New app fights cyber-bullying
Parents worried about cyber-bullying, so software programmers came up with a solution- or at least a semi-solution. Word Bully lets parents know what texts their kids are receiving... and sending.
Posted October 12, 2011
By HOLLY JENNINGS, EVERGEEK MEDIA
On September 18, Buffalo, NY high school student and victim of cyber-bullying, Jamey Rodemeyer, took his own life during National Suicide Prevention Week.
Cyber-bullying refers to bullying that takes place when tormentors taunt victims online or through text messages.
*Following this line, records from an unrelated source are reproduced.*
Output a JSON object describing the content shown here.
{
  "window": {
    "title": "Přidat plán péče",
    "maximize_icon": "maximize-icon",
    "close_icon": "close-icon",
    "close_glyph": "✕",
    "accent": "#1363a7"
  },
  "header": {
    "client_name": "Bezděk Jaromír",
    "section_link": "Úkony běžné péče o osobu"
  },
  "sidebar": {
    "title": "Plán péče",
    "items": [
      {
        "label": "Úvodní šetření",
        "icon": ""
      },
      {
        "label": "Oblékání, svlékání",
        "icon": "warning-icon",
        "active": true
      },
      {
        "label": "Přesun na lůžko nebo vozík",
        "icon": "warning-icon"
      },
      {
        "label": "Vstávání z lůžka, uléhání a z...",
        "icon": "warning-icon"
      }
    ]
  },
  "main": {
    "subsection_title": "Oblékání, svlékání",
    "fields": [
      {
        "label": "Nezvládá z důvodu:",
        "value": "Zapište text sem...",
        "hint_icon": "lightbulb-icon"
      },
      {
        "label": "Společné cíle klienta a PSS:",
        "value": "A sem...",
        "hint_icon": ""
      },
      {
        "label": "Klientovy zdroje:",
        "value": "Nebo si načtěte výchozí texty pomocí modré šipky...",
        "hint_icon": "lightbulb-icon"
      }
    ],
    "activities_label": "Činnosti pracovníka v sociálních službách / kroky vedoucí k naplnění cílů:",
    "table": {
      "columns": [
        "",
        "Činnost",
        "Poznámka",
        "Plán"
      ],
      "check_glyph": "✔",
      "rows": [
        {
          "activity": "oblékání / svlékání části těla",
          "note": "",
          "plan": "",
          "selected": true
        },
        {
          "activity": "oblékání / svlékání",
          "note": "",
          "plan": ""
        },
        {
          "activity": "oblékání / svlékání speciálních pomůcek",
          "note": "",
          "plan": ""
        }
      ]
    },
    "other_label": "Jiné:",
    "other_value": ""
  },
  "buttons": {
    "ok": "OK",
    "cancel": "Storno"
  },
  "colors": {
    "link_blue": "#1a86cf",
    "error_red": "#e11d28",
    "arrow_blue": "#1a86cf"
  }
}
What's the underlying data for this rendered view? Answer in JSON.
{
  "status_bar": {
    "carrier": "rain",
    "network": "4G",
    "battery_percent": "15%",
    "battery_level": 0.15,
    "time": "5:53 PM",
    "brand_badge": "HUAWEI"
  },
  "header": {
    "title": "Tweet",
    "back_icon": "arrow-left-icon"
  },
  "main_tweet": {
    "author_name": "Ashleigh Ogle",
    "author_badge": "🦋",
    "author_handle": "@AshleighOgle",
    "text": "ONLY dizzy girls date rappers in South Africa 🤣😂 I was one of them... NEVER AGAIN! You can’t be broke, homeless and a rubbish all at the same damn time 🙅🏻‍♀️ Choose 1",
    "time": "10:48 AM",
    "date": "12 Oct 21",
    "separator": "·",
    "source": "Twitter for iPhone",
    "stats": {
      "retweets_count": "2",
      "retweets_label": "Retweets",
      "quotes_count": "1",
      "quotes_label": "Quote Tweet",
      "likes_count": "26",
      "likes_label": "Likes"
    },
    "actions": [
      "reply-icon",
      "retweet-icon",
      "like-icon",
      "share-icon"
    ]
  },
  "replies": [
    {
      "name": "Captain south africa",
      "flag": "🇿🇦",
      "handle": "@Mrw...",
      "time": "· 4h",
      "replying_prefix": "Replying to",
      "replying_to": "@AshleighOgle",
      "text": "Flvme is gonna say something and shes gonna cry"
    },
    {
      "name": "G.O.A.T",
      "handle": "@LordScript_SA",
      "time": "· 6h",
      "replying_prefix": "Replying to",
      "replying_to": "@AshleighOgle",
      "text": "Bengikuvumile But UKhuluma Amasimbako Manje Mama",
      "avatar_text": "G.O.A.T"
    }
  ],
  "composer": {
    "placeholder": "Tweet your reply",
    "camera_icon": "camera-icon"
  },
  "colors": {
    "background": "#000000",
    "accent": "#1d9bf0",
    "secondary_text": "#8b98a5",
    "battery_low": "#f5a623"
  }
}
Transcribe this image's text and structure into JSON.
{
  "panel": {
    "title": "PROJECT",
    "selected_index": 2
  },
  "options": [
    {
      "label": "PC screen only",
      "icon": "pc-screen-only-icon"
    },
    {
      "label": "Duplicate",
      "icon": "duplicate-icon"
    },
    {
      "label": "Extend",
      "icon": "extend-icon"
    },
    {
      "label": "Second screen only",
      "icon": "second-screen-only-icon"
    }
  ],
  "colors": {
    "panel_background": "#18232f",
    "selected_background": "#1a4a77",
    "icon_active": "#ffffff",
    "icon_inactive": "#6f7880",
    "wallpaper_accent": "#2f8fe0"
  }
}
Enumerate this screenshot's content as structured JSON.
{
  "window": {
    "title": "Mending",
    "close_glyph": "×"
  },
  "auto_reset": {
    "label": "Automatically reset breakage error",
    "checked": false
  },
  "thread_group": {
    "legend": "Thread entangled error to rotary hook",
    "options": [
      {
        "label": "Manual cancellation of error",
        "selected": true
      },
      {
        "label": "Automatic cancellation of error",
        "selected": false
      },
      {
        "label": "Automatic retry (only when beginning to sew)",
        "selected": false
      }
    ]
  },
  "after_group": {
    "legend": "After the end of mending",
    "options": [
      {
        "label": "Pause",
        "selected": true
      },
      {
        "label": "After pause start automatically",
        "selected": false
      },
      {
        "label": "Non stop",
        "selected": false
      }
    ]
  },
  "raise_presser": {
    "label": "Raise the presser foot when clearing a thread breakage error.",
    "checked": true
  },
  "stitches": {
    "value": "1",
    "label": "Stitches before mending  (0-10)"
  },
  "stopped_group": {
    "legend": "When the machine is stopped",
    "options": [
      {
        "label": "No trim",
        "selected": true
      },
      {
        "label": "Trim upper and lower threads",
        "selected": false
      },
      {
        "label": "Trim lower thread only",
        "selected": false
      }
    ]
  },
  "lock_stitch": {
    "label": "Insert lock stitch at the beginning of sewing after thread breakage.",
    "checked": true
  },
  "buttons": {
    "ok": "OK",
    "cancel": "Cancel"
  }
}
Aside from conventional moral guidance if not simply banning children and teens from the internet, parents had little in the way of tools to control online bullying.
Enter Iconosys Inc. and its brand of anti-bullying computer software and now, an anti-bullying smartphone app, Word Bully.
Available for Android-based phones, Word Bully is a parent-controlled application that filters profanity and threatening language from the child's phone while also redirecting the communication to the parent's phone. In and of itself, Word Bully monitors for around 3600 words and phrases, but it also allows parents to create a customized list of words to trigger an alert.
Questionable communication is forwarded to the parent's phone and is identified as either "sent to" or "sent from" the child. The parent can also choose to monitor all text communications and blacklist undesirable communicants.
There are several similar child-safety programs and apps in the Iconosys catalogue, including the timely Trick or Tracker child location retrieval app, just in time for Halloween.